:: The task ::
Go through the records below and copy out every line that contains the word "title".

:: Source data ::
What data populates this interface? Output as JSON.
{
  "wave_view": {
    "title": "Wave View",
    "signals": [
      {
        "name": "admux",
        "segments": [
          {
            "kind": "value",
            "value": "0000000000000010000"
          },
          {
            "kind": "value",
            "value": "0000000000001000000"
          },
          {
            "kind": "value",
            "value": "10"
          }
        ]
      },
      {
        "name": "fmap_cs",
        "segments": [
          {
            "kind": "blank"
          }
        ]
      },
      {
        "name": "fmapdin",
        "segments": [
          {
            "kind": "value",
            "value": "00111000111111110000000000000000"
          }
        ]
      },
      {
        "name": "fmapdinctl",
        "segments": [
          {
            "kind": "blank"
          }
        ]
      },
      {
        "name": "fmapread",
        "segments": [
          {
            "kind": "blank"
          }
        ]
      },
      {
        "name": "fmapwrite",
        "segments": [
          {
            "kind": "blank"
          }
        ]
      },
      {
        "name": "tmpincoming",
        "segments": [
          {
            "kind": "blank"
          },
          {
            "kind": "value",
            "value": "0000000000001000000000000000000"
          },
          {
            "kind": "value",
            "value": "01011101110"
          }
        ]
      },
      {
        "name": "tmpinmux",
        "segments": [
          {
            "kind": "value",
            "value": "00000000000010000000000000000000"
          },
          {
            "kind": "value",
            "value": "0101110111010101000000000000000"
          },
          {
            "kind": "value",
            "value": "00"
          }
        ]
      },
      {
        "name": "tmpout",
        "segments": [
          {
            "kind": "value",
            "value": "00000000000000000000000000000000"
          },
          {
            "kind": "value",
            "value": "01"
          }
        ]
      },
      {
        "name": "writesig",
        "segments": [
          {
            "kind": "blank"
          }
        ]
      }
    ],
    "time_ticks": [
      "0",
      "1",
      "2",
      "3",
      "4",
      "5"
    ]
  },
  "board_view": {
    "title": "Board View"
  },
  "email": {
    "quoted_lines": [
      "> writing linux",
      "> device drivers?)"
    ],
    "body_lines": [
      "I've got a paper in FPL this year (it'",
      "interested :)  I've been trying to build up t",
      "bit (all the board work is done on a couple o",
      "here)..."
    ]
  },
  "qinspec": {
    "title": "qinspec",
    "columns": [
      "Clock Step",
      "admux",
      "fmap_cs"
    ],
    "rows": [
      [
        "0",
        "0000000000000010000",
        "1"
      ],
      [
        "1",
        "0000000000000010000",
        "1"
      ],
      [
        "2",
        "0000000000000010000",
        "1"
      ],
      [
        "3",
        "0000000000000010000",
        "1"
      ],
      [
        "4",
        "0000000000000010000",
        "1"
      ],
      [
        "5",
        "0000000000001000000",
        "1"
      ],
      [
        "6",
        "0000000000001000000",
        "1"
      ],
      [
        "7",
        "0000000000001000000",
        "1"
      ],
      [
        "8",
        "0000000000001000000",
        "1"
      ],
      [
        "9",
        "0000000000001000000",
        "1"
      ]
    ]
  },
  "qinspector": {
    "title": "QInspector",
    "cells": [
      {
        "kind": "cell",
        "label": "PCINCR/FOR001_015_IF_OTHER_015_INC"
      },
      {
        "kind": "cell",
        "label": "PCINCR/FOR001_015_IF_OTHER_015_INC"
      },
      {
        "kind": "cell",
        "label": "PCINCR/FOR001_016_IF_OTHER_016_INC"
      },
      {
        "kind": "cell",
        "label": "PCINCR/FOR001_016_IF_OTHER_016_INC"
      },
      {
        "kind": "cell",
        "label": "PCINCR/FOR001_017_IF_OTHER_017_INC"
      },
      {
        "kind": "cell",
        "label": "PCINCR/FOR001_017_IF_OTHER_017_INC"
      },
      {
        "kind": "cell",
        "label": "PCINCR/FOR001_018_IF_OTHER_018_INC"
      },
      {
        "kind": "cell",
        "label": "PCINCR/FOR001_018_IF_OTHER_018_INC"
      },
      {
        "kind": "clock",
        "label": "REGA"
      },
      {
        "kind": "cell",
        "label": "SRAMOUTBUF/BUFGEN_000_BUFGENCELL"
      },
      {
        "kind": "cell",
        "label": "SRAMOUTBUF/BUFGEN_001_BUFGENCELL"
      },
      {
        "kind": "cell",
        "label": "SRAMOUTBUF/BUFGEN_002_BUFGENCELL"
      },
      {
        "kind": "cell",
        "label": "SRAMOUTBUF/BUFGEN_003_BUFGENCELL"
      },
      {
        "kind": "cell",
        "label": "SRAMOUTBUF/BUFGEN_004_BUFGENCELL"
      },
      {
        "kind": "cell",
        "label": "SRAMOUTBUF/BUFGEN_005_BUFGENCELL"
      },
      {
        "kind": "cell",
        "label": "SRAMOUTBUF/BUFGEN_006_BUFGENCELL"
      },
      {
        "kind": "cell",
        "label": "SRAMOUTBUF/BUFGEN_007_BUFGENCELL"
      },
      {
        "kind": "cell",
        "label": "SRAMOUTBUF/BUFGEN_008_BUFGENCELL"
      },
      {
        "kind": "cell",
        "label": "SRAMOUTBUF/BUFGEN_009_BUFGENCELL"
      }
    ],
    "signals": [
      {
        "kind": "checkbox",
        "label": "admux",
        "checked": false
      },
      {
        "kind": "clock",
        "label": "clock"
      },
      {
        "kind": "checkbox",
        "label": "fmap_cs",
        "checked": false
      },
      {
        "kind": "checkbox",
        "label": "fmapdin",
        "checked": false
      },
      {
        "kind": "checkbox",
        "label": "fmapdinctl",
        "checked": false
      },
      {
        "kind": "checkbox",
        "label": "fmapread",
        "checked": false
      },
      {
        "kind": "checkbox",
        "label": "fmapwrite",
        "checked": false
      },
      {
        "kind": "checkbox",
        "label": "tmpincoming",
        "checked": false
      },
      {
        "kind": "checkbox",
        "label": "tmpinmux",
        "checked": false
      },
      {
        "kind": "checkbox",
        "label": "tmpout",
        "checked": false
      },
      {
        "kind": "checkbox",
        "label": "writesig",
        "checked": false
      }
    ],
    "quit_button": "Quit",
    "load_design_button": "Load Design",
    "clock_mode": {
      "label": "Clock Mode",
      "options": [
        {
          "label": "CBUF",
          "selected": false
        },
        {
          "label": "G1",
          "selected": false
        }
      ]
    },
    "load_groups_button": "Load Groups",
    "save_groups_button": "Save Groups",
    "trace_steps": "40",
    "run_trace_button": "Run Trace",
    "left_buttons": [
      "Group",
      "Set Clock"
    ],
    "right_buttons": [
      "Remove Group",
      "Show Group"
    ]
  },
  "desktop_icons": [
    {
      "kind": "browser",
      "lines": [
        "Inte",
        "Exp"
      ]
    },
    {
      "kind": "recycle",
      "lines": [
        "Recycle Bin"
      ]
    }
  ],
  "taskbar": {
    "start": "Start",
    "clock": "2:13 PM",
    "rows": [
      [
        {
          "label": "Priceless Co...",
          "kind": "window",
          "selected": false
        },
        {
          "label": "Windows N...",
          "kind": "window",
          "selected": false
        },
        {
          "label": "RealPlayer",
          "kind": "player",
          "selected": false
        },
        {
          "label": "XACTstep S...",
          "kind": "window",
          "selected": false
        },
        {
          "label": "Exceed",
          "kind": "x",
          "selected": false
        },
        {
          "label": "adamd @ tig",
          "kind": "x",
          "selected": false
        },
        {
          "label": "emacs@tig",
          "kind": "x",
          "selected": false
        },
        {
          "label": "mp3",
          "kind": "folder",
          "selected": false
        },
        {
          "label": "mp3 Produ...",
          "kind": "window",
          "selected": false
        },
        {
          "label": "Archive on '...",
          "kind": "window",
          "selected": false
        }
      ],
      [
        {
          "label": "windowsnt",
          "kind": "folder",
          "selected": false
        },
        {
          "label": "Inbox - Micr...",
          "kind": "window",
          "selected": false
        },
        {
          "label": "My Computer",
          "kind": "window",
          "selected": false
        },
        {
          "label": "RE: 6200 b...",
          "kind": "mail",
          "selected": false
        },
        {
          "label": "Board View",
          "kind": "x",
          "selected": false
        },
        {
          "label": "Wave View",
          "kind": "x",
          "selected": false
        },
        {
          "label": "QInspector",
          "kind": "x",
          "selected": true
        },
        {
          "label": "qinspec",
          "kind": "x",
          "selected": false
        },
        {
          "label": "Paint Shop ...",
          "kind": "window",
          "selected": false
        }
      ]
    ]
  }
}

:: Response to this exercise ::
    "title": "Wave View",
    "title": "Board View"
    "title": "qinspec",
    "title": "QInspector",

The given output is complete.